<<<<
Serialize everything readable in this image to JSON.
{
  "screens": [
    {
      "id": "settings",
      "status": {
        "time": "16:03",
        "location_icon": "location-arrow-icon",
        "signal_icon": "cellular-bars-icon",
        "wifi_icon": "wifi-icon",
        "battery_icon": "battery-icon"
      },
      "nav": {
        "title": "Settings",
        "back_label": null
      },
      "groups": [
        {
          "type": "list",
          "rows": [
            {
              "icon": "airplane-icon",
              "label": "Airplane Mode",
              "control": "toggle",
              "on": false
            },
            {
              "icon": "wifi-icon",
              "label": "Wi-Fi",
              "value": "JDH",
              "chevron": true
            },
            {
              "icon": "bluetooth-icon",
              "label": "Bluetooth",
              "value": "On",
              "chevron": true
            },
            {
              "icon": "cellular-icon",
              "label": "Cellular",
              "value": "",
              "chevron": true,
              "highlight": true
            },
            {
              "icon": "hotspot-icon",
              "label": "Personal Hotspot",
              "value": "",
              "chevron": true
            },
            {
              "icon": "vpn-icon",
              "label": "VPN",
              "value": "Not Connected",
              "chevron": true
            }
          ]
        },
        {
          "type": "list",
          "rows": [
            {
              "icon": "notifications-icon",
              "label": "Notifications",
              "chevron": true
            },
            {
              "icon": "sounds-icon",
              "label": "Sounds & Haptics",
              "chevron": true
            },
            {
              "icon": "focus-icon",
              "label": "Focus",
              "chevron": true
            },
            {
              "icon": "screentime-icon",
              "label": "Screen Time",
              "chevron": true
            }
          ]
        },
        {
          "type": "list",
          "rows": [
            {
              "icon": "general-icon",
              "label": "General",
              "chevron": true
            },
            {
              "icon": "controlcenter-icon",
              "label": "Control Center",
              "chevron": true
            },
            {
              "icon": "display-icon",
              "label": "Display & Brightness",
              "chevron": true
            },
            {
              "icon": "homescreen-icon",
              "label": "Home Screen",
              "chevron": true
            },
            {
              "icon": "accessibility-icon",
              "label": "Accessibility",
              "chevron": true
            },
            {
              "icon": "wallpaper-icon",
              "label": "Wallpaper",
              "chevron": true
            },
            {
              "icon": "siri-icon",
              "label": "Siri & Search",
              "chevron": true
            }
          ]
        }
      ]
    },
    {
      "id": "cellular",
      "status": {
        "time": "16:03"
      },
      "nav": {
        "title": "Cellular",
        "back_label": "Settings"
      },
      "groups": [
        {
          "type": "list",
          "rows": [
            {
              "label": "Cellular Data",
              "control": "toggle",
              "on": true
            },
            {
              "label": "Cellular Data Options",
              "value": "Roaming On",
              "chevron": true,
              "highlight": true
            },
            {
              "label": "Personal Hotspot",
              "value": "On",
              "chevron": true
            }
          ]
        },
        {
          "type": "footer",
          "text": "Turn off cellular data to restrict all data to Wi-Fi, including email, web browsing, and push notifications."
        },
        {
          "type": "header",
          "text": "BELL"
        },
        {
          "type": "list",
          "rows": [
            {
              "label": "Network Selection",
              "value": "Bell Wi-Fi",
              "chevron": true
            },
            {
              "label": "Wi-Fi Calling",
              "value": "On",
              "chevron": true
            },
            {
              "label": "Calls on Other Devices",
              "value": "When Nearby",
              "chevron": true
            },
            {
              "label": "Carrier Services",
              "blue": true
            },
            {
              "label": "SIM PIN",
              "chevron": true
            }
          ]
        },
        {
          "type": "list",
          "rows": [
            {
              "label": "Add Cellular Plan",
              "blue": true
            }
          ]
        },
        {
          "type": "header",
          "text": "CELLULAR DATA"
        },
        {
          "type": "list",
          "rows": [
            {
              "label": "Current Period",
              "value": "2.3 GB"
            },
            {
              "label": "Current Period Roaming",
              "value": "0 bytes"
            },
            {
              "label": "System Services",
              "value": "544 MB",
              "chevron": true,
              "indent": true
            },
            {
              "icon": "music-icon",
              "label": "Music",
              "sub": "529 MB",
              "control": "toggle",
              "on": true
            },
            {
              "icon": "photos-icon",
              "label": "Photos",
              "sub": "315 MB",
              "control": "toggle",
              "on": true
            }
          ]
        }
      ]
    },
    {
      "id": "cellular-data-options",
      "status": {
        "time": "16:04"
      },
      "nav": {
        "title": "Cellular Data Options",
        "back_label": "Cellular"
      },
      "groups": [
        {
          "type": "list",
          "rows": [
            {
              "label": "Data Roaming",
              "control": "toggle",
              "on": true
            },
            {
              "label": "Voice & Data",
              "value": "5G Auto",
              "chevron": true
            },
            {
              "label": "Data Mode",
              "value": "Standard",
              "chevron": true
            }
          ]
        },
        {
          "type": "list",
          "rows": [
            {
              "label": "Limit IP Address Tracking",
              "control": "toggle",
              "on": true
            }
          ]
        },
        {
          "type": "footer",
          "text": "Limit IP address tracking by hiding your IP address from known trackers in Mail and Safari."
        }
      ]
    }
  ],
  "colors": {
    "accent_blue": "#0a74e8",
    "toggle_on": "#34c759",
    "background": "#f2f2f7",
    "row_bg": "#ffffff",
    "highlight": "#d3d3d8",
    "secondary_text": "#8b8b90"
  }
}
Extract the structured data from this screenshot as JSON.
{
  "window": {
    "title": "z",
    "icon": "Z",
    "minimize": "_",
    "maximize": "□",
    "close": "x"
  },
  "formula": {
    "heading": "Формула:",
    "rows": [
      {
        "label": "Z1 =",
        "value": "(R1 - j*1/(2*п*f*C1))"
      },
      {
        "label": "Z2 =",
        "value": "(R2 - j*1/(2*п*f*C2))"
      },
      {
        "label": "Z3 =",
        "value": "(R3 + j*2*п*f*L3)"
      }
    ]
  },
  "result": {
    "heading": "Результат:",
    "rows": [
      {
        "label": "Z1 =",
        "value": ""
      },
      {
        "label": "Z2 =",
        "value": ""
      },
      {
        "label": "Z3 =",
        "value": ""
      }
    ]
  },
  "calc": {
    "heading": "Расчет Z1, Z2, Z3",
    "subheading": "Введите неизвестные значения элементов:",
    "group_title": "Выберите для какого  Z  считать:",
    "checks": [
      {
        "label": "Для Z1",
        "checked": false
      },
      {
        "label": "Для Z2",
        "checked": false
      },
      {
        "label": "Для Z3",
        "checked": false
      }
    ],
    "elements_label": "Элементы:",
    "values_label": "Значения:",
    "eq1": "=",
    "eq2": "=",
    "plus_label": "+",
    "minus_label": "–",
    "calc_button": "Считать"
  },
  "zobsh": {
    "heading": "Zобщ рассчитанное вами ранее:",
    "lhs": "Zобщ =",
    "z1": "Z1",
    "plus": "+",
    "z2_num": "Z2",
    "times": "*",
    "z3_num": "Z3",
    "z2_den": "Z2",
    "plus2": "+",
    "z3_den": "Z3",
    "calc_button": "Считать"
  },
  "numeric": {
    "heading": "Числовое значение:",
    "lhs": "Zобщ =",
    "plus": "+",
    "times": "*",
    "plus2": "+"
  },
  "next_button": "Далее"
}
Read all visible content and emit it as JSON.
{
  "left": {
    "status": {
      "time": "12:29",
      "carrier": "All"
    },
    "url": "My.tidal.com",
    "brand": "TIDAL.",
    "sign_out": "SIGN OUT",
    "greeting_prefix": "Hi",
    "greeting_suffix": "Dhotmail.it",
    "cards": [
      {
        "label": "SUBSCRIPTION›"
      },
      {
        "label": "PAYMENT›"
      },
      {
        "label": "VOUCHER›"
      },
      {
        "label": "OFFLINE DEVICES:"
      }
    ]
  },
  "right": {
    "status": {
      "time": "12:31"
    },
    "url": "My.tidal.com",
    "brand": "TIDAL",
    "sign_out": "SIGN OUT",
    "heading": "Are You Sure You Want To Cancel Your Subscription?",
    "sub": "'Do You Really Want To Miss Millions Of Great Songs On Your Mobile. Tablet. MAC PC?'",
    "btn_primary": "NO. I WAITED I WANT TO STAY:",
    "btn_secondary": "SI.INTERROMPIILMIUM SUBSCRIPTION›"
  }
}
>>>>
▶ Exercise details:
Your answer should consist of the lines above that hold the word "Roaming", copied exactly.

▶ Answer to this problem:
              "value": "Roaming On",
              "label": "Current Period Roaming",
              "label": "Data Roaming",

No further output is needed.